Seemingly out of nowhere, and in stark relief to the prevailing feelings in the American corporate world when the French elected a youthful, tech-savvy president, big tech companies are spooked by France.
What’s more, their fear comes not from the country’s massive market power or regulatory bite. It’s from a deeper fear that France has learned to use the formidable power of its state to hit tech companies where it hurts: their revenues. France’s proposed 3% tax on revenue is designed to apply to firms with more than 25 million euros in French revenue and 750 million euros in revenue around the world.
This tax is important, because it would slam a door on the tax optimization strategies long used by companies like Google and Facebook to book profits in jurisdictional headquarters like Ireland, with no regard to where the revenue originates.
Even Washington is running scared
American politicians are spooked too, and their response to France’s recently-passed tech tax was far more stringent and paranoid than their responses to any of Europe’s many attempts to rein in Silicon Valley companies to date.
From the beginning, Macron has taken a methodical approach to big tech companies. His approach to Facebook serves as the best example of how he used the goodwill and optimism surrounding his rise to power to gain unprecedented access to the platform, gain the trust of the company’s leaders, and use it squarely against them.
Unlike many of his peers in Europe, Macron has approached this problem legislatively, making a priority of building a social and legislative case for limiting different powers of tech companies within France. He has also enlisted a diverse and respected group of legislators from across the governingLa Republique en Marche! party to commission informed and meticulous congressional studies, including one on hate speech and violence on platforms like Facebook.
This matters: throughout Europe, tech companies have largely faced regulatory scrutiny, and the occasional sniping from Parliaments like Britain’s. But it has not faced the combined power of a strong executive and a hostile legislature quite like it is facing in France right now.
Projecting France’s power far and wide

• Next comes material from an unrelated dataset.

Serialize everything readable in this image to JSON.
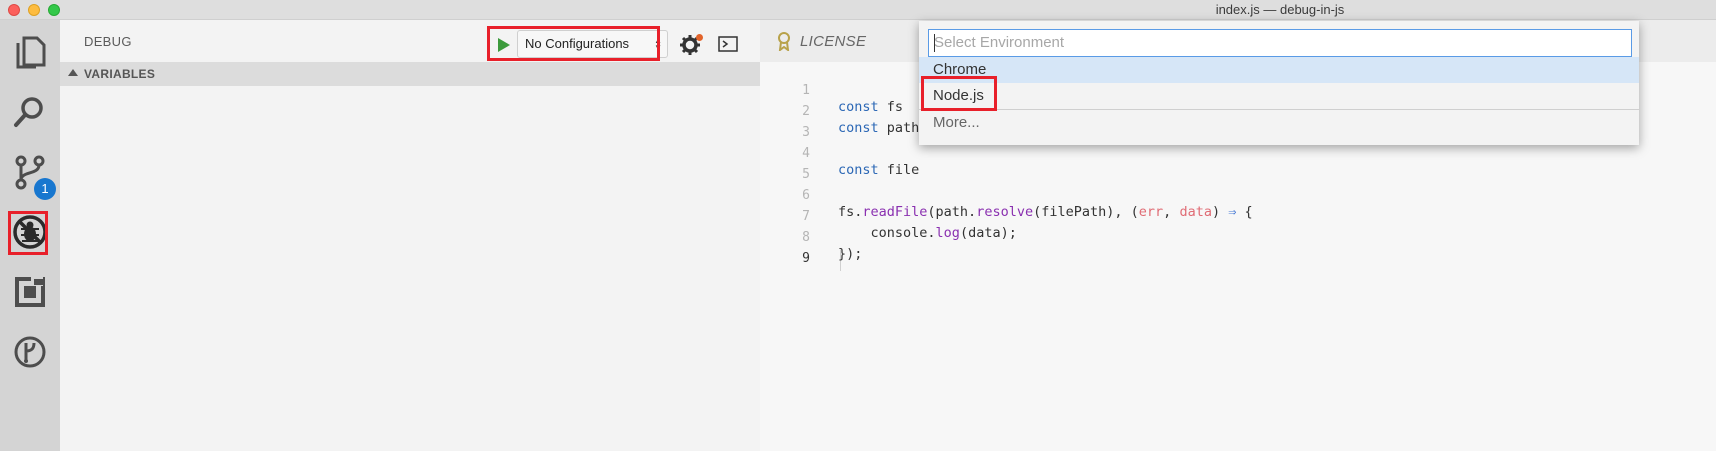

Unlike legal battles waged after executive decisions, or influence campaigns aimed at regulators, France’s legislation is far less likely to be swayed by the big lobbying machinery that tech companies have employed during similar battles in Europe. It doesn’t take a French constitutional scholar to understand where French courts will place the benefit of the doubt, particularly in response to legislative action.
Will other countries follow? Of course they will, and there’s evidence that France’s model may provide a very transferable template to governments across Europe and potentially beyond. On the back of France’s announcement, Austria, Italy, Spain and the UK announced that they were in the process of formulating similar tax regimes for revenue in their jurisdictions.
The Trump administration was quick to pick a fight with France on the proposed taxation. But with the mood in Washington quickly souring on the market power of Big Tech companies, it’s unlikely to be willing or able to push back when allies across the European Union begin to implement similar taxes.
President Macron, in turn, may have built a legacy that lasts far beyond his term, boosting France’s power and stature on one of the biggest geopolitical questions of our time.